Still only 20, Mountcastle will be one of the younger players in the Arizona Fall League this year. He's not at all intimated by that fact, noting that he's used to playing up a level against older guys. Still, that didn't stop him from flashing a smile when it was mentioned to him that big league third basemen David Wright also played in the AFL at the age of 20.
The move to third base could be crucial for the Orioles. Manny Machado hits free agency after the 2018 season, and Mountcastle is the most likely in-house candidate to replace him.
Minor was quick to point out Mountcastle's excellent makeup, steady demeanor and solid work ethic. It's something that the Orioles have reinforced in their minor league players.
"Just being a professional and going about your business in a good way," Mountcastle said. "Being a good role model on and off the field, and keeping a level head, especially on the field."
• The Arizona Fall League will continue in its role as a testing ground for potential rule changes. New this year will be the international tiebreaker rule used in extra innings in 2017 in the World Baseball Classic and later in the Arizona, Dominican Summer and Gulf Coast Leagues.

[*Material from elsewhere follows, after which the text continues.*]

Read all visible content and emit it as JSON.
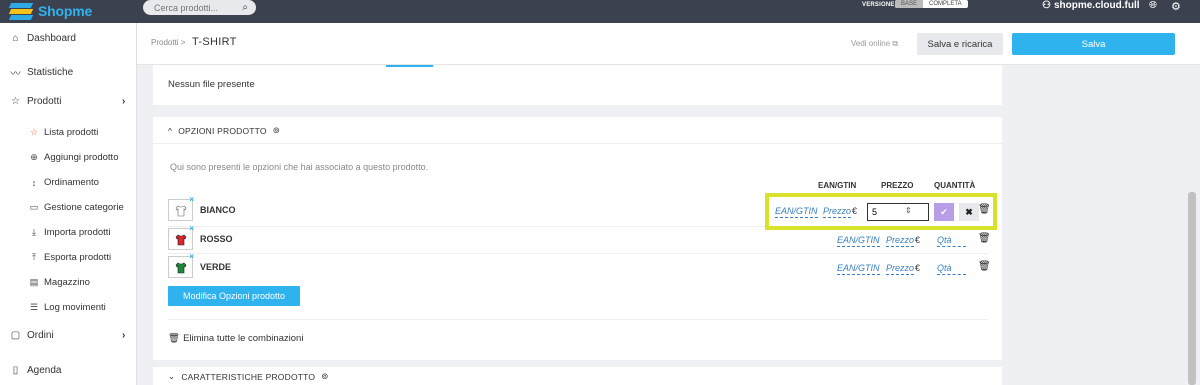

In the event of a tie after nine innings, the player for each team who made the final out in the ninth inning will be placed on second base to start each half of the 10th. The same process will happen in the 11th inning, after which the game will end in a tie as has been the standard policy in previous AFL seasons.
• This year's AFL managerial lineup includes: Glendale Desert Dogs–Shawn Williams (Phillies); Mesa Solar Sox–Omar Lopez (Astros); Peoria Javelinas–Luis Salazar (Braves); Salt River Rafters–J.R. House (Diamondbacks); Scottsdale Scorpions–Jay Bell (Yankees); Surprise Saguaros–Spike Owen (Rangers).
Williams, 34, is the son of former big league manager Jimy Williams and finished his fourth season managing in the Phillies system this year. House, a former catcher (and quarterback), ranked as the Pirates' No. 1 prospect after the 2000 season and has managed four seasons in the minors. Bell and Owen both were big league shortstops who played more than 1,300 games at the position, while Salazar had more than 1,000 hits in a 13-year big league career, primarily as a third baseman. Lopez, 40, just completed his ninth season as a manager in the Astros system.